 For just as the sufferings of Christ flow over into our lives, so also through Christ our comfort overflows.  If we are distressed, it is for your comfort and salvation; if we are comforted, it is for your comfort, which produces in you patient endurance of the same sufferings we suffer.  And our hope for you is firm, because we know that just as you share in our sufferings, so also you share in our comfort.
What do we do with suffering? Paul is clear about several things. Suffering is not a sign that God has abandoned us. Quite the opposite, in fact. It is not an indication that we have failed. It does not show the disfavor or God or lack of faith on the part of the believer who suffers. The suffering of a believer has a purpose and is part of the redemptive work of God in Christ.
The sufferings Paul experienced were not accidental. They were a consequence of his relationship to Christ. Jesus predicted this-- "Blessed are you when people insult you, persecute you and falsely say all kinds of evil against you because of me" (Matt. 5:11).
Paul affirmed this to the believers at Colosse-- "Now I rejoice in what was suffered for you, and I fill up in my flesh what is still lacking in regard to Christ's afflictions, for the sake of his body, which is the church" (1:24).
As Paul continued to preach the gospel, he suffered at the hands of men and in circumstances which were a part of his task. But Paul's sufferings for Christ were accompanied by a comfort that overflowed. That is the blessing-- the overflow.
What kind of suffering was Paul referring to? He probably had in mind either the suffering he experienced in Asia, which he referred to next-- deadly peril and persecution. But he also may have been thinking of the pain brought to him by the problems of the Corinthian church. While the church can be a great blessing, it can also cause great pain. Paul's dealing with these issues must have been painful for those in Corinth as well.
Paul's reference to his "severe letter" in chapter 7 produced in them a profound sorrow as they understood how their reprehensible behavior had grieved Paul. It had certainly distressed him to write it but he did it out of love for them, for their comfort and "salvation"-- the advance of sanctification. The Corinthians' response brought comfort to both themselves and Paul and reaffirmed Paul's hope that God indeed had His hand on their lives.

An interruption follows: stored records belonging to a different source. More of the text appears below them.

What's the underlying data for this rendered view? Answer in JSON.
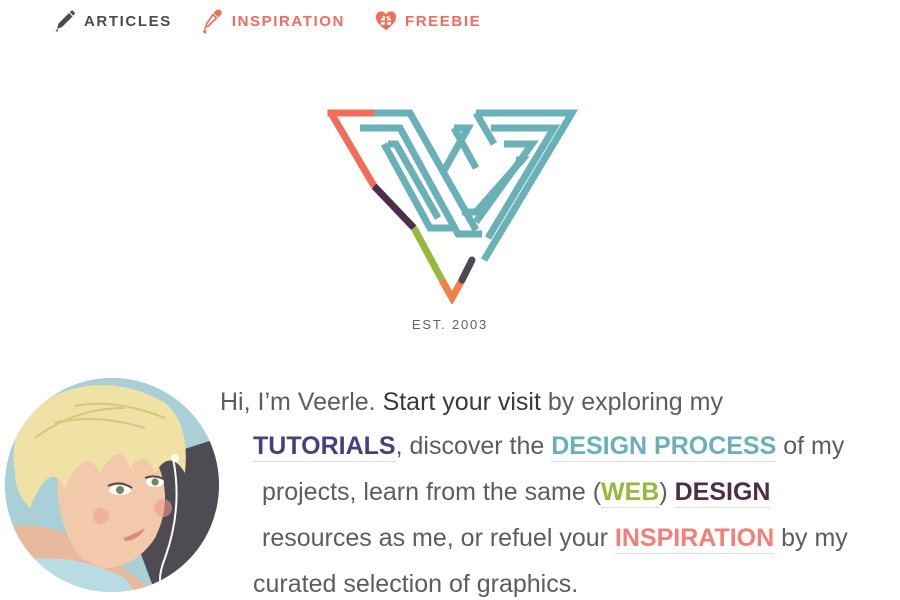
{
  "nav": {
    "items": [
      {
        "label": "ARTICLES",
        "icon": "pencil-icon"
      },
      {
        "label": "INSPIRATION",
        "icon": "eyedropper-icon"
      },
      {
        "label": "FREEBIE",
        "icon": "heart-gift-icon"
      }
    ]
  },
  "logo": {
    "est": "EST. 2003"
  },
  "intro": {
    "l1_a": "Hi, I’m Veerle. ",
    "l1_b": "Start your visit",
    "l1_c": " by exploring my",
    "tutorials": "TUTORIALS",
    "l2_b": ", discover the ",
    "design_process": "DESIGN PROCESS",
    "l2_d": " of my",
    "l3_a": "projects, learn from the same (",
    "web": "WEB",
    "l3_c": ") ",
    "design": "DESIGN",
    "l4_a": "resources as me, or refuel your ",
    "inspiration": "INSPIRATION",
    "l4_c": " by my",
    "l5": "curated selection of graphics."
  },
  "colors": {
    "accent_coral": "#f26c5a",
    "teal": "#69b1b6",
    "purple": "#4a3f7e",
    "green": "#98b83c",
    "plum": "#4d2e4a",
    "pink": "#f47f78",
    "text": "#5b5d62"
  }
}
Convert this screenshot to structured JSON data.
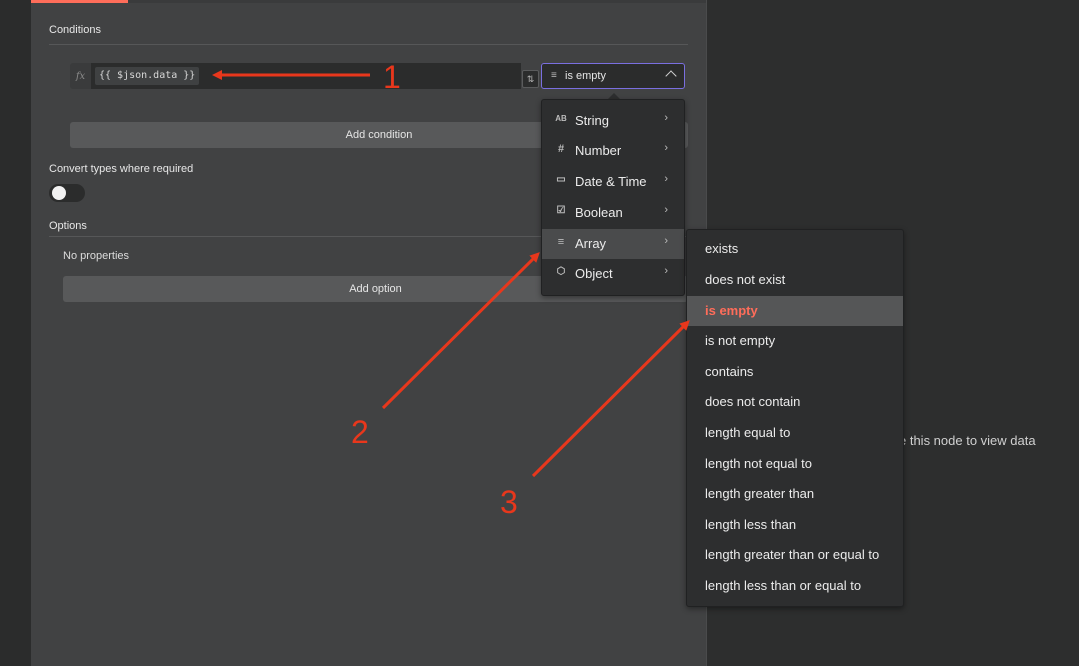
{
  "conditions": {
    "title": "Conditions",
    "fx_label": "fx",
    "expression": "{{ $json.data }}",
    "operator_selected": "is empty",
    "operator_icon": "list-lines-icon",
    "add_condition_label": "Add condition"
  },
  "convert_types": {
    "label": "Convert types where required",
    "enabled": false
  },
  "options": {
    "title": "Options",
    "empty_text": "No properties",
    "add_option_label": "Add option"
  },
  "type_menu": {
    "items": [
      {
        "label": "String",
        "icon": "AB"
      },
      {
        "label": "Number",
        "icon": "#"
      },
      {
        "label": "Date & Time",
        "icon": "▭"
      },
      {
        "label": "Boolean",
        "icon": "☑"
      },
      {
        "label": "Array",
        "icon": "≡"
      },
      {
        "label": "Object",
        "icon": "⬡"
      }
    ],
    "active": "Array"
  },
  "operator_menu": {
    "items": [
      "exists",
      "does not exist",
      "is empty",
      "is not empty",
      "contains",
      "does not contain",
      "length equal to",
      "length not equal to",
      "length greater than",
      "length less than",
      "length greater than or equal to",
      "length less than or equal to"
    ],
    "selected": "is empty"
  },
  "right_panel": {
    "hint": "e this node to view data"
  },
  "annotations": {
    "label_1": "1",
    "label_2": "2",
    "label_3": "3",
    "arrow_color": "#e8371c"
  },
  "colors": {
    "accent": "#ff6d5a",
    "focus_border": "#7a6fe0"
  }
}
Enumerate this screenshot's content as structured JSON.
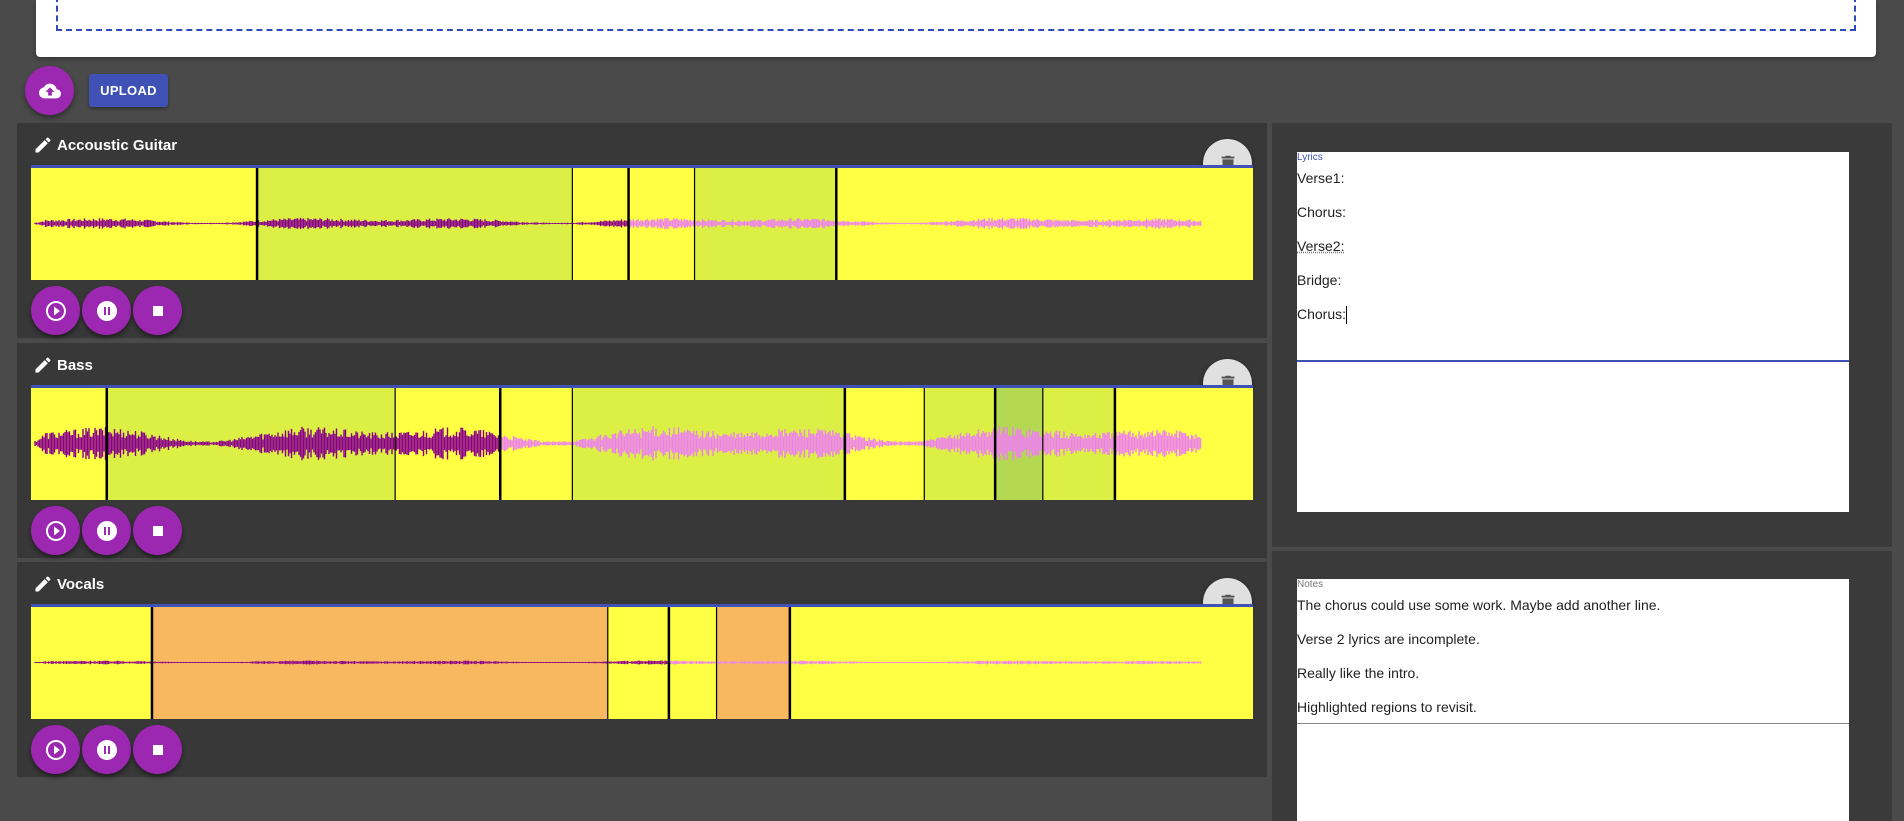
{
  "upload": {
    "label": "UPLOAD",
    "icon": "cloud-upload-icon"
  },
  "colors": {
    "purple": "#9c27b0",
    "indigo": "#3f51b5",
    "wave_bg": "#ffff44",
    "wave_played": "#8b008b",
    "wave_unplayed": "#ee82ee",
    "region_green": "#d8e84a",
    "region_orange": "#f7b860"
  },
  "tracks": [
    {
      "name": "Accoustic Guitar",
      "played_fraction": 0.49,
      "amplitude": 0.14,
      "markers": [
        0.185,
        0.443,
        0.489,
        0.543,
        0.659
      ],
      "regions": [
        [
          0.185,
          0.443,
          "green"
        ],
        [
          0.543,
          0.659,
          "green"
        ]
      ]
    },
    {
      "name": "Bass",
      "played_fraction": 0.385,
      "amplitude": 0.42,
      "markers": [
        0.062,
        0.298,
        0.384,
        0.443,
        0.666,
        0.731,
        0.789,
        0.828,
        0.887
      ],
      "regions": [
        [
          0.062,
          0.298,
          "green"
        ],
        [
          0.443,
          0.666,
          "green"
        ],
        [
          0.731,
          0.789,
          "green"
        ],
        [
          0.789,
          0.828,
          "olive"
        ],
        [
          0.828,
          0.887,
          "green"
        ]
      ]
    },
    {
      "name": "Vocals",
      "played_fraction": 0.522,
      "amplitude": 0.05,
      "markers": [
        0.099,
        0.472,
        0.522,
        0.561,
        0.621
      ],
      "regions": [
        [
          0.099,
          0.472,
          "orange"
        ],
        [
          0.561,
          0.621,
          "orange"
        ]
      ]
    }
  ],
  "lyrics": {
    "label": "Lyrics",
    "lines": [
      "Verse1:",
      "Chorus:",
      "Verse2:",
      "Bridge:",
      "Chorus:"
    ]
  },
  "notes": {
    "label": "Notes",
    "lines": [
      "The chorus could use some work.  Maybe add another line.",
      "Verse 2 lyrics are incomplete.",
      "Really like the intro.",
      "Highlighted regions to revisit."
    ]
  }
}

The book of Hebrews gives us a powerful insight into this type of hardship-- "Endure hardship as discipline; God is treating you as children. For what child is not disciplined by his father? If you are not disciplined (and everyone undergoes discipline), then you are illegitimate children and not true sons" (12:7-8).
What was the product? The Corinthians' comfort produced in them patient endurance-- hypomone-- steadfastness in the face of unpleasant circumstances. This is of enormous value. To the Romans, Paul wrote-- "We also rejoice in our sufferings, because we know that suffering produces perseverance" (5:3). The testing of our faith develops perseverance (James 1:3).
So here is the question-- Are you going through a rough time? Perhaps not right now. But those times will come if they are not here. A time of "trouble"? Pressed by hardship? Here are some truths to hang onto--
You are not alone. These difficulties are not without purpose. This has not taken God by surprise. The comfort of the Lord overflows into our lives and into the lives of those near us. We can have firm hope knowing that we share together in such suffering and in the comfort of the Father of compassion-- the God of all comfort.
O God, teach me in every situation and circumstance to depend upon You and You alone for my comfort and peace. May Your mercy and compassion overflow into my life and into the lives of those around me. Use hardship faithfully in me. Thank You for loving me as Your child. In Jesus' Name.